What you should do – In the listing below, find each line that holds "JSON" and list it.
*** Opening of Records for this exercise ***
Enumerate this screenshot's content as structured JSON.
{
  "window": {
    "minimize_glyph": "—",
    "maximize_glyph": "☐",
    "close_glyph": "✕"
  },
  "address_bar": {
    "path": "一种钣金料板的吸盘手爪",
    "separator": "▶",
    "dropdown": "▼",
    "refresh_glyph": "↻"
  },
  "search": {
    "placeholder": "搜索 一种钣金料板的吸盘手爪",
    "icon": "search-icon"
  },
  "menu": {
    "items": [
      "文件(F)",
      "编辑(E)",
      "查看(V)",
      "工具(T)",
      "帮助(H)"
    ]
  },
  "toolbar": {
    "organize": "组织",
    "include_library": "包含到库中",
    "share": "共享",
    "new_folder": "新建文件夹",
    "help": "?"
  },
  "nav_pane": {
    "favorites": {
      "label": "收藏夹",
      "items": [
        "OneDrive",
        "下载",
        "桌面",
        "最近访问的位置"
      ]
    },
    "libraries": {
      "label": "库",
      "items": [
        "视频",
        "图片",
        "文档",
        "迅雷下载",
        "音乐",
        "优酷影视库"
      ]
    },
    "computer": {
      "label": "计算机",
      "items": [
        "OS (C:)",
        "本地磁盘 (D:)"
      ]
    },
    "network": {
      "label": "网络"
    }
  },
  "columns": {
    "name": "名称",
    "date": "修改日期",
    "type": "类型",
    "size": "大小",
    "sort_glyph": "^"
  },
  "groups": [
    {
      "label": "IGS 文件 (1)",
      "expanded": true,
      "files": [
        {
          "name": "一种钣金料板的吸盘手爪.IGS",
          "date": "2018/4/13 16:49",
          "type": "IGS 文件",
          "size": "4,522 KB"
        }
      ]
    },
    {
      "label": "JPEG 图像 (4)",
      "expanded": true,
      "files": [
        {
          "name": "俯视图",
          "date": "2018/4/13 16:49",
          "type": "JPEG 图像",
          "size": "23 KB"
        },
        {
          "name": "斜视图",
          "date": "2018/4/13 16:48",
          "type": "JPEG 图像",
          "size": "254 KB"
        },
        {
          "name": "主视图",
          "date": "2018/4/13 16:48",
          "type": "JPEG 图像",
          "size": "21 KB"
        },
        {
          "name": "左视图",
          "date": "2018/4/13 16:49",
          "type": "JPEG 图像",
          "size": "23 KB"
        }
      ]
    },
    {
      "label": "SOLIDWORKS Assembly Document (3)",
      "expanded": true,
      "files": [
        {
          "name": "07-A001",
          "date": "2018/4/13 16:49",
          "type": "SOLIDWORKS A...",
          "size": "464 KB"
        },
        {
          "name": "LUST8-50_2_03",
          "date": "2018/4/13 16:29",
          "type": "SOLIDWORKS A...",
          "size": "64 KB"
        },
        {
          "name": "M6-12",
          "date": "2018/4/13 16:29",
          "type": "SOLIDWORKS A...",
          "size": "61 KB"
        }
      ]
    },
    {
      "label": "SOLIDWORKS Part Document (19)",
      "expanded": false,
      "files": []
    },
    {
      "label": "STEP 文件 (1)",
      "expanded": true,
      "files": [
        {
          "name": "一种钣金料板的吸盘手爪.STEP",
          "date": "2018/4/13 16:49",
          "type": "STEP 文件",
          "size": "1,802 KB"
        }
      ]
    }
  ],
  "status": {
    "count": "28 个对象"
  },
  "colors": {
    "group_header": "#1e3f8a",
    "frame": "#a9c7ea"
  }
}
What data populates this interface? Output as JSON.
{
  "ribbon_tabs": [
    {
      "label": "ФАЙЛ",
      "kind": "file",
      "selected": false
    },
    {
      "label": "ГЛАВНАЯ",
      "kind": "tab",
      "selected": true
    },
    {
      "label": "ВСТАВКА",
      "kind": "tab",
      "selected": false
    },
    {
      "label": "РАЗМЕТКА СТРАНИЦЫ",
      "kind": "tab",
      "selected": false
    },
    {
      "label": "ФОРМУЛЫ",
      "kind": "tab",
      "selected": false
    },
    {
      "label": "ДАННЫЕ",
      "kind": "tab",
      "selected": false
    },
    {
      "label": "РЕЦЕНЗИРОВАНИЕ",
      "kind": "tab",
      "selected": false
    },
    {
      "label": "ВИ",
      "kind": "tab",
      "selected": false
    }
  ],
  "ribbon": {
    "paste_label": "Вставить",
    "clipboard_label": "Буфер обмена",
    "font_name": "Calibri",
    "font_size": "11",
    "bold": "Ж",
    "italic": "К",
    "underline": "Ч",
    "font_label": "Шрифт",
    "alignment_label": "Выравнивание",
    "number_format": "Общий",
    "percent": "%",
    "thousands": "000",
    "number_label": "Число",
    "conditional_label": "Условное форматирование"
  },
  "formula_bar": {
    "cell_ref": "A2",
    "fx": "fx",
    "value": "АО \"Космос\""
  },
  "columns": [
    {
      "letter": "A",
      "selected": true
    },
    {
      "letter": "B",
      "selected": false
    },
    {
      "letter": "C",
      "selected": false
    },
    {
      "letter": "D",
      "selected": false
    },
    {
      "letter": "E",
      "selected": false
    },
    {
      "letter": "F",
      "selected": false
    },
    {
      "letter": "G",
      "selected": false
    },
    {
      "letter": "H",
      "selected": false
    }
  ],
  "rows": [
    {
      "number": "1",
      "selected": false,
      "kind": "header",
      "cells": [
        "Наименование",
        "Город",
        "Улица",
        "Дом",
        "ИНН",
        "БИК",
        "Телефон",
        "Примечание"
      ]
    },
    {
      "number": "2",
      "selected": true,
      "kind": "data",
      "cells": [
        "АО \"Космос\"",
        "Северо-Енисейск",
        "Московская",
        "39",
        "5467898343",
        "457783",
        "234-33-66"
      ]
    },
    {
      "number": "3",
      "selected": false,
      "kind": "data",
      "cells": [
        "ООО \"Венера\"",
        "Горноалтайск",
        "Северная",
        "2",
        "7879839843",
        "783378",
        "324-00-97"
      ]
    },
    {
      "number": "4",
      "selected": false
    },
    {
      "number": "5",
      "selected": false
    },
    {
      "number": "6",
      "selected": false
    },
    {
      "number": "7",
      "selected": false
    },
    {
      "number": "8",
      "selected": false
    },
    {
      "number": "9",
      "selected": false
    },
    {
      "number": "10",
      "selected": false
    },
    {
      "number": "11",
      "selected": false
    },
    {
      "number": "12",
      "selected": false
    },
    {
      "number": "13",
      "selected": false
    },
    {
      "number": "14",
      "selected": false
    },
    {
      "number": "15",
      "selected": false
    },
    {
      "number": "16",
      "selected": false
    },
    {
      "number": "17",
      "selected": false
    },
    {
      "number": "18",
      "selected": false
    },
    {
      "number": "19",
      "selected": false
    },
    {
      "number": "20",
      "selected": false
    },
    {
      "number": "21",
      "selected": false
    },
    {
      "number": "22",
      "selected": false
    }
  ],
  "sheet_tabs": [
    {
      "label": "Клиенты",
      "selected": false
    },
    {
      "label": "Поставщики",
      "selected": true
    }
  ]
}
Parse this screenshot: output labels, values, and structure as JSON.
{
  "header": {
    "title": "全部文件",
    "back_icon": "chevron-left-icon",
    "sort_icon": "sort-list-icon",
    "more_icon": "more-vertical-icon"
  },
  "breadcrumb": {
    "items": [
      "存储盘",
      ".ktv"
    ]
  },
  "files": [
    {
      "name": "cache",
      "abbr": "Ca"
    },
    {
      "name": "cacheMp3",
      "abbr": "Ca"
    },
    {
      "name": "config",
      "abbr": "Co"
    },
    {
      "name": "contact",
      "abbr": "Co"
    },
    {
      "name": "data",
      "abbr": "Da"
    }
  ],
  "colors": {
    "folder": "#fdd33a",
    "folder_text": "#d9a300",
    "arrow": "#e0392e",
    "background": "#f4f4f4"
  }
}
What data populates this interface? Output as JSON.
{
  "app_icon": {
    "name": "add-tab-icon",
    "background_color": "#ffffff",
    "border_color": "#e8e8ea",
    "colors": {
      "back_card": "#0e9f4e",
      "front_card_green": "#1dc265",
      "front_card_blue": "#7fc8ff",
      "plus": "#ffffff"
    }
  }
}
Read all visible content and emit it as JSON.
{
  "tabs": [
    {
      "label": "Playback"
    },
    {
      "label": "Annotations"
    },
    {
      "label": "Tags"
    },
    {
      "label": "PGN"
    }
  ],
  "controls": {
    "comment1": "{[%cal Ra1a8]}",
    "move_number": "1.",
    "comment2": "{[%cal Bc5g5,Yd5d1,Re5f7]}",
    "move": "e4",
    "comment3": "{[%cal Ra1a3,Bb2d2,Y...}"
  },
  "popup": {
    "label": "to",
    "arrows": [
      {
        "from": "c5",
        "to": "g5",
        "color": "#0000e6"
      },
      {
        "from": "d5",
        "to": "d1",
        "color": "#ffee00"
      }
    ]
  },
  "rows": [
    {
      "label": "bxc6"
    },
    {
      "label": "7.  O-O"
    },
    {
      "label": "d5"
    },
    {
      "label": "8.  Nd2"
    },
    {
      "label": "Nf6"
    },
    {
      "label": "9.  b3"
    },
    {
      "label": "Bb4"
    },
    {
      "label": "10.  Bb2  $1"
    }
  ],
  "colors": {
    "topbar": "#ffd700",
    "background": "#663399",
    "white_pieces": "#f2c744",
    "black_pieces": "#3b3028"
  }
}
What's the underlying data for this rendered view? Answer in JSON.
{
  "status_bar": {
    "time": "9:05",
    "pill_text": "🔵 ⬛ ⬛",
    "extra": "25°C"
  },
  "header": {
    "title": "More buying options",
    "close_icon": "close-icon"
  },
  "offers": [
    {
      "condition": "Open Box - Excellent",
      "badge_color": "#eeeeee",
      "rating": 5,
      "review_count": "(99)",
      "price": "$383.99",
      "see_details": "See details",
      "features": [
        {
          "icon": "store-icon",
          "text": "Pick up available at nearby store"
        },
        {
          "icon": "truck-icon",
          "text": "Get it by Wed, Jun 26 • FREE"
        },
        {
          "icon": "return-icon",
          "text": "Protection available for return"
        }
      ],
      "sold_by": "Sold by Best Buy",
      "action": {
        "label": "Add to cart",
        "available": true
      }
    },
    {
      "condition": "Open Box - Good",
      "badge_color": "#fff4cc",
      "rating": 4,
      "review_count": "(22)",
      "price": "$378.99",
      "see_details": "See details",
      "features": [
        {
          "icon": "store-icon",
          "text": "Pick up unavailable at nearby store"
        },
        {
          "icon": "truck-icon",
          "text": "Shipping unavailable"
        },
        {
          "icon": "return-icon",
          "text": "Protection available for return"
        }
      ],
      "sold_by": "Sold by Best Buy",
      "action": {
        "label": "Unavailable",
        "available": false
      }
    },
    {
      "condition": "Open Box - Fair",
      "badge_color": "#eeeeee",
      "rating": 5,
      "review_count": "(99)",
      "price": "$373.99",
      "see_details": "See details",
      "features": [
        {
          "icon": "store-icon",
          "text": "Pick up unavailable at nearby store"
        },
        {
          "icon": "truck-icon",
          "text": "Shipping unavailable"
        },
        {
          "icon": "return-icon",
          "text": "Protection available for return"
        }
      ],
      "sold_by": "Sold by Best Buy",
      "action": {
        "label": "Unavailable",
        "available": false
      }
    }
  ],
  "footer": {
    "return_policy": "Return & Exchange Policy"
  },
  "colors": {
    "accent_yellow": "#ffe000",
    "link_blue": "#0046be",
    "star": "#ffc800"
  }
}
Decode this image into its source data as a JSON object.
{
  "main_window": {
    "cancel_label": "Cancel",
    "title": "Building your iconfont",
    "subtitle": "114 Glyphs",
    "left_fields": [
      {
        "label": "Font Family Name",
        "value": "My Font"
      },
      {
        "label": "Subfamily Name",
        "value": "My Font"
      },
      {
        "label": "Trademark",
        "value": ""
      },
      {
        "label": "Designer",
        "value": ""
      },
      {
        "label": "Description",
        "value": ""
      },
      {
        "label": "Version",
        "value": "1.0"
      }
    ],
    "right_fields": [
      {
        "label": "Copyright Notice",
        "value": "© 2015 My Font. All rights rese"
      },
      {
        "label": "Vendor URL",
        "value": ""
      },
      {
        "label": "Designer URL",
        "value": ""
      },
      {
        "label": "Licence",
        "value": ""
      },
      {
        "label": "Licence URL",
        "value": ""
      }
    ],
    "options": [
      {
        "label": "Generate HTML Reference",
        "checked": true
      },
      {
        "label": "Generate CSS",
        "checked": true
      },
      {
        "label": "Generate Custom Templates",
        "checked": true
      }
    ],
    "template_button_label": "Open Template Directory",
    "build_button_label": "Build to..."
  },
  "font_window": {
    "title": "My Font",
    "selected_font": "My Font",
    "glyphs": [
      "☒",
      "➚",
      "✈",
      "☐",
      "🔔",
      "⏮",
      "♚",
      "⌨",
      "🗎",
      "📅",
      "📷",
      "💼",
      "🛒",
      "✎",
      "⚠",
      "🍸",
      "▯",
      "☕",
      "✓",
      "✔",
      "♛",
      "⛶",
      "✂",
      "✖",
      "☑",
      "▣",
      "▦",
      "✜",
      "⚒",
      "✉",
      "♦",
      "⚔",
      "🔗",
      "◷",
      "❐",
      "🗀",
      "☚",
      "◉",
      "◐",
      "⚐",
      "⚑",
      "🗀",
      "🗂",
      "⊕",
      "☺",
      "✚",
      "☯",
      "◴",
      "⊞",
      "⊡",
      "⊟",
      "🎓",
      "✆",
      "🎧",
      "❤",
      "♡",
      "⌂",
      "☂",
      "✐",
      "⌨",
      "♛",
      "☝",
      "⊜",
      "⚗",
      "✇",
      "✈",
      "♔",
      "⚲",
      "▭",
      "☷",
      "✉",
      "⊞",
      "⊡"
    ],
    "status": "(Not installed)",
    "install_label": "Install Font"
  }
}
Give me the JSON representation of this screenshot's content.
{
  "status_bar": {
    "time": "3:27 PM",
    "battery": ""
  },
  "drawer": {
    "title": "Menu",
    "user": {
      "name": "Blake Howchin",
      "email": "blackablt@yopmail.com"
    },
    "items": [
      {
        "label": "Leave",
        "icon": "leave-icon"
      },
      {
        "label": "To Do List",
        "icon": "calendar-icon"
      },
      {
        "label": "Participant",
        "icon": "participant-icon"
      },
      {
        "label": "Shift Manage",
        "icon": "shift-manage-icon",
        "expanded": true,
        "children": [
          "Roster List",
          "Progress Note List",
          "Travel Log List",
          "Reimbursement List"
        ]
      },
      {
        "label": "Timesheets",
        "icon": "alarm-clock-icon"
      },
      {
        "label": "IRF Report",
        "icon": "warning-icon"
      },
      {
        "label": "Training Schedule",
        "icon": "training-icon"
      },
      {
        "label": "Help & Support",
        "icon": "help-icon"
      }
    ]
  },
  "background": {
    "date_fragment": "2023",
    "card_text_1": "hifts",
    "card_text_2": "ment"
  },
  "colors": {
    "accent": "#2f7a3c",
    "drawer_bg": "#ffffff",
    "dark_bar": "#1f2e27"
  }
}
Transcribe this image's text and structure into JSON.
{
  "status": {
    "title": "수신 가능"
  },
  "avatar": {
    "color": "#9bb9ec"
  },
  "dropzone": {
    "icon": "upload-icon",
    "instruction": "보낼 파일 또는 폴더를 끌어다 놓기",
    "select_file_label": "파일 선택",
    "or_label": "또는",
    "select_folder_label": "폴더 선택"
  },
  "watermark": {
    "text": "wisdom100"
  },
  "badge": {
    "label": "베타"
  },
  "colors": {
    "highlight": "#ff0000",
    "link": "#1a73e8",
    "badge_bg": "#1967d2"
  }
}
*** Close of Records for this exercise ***
Final answer –
Enumerate this screenshot's content as structured JSON.
What data populates this interface? Output as JSON.
Parse this screenshot: output labels, values, and structure as JSON.
What data populates this interface? Output as JSON.
Read all visible content and emit it as JSON.
What's the underlying data for this rendered view? Answer in JSON.
Decode this image into its source data as a JSON object.
Give me the JSON representation of this screenshot's content.
Transcribe this image's text and structure into JSON.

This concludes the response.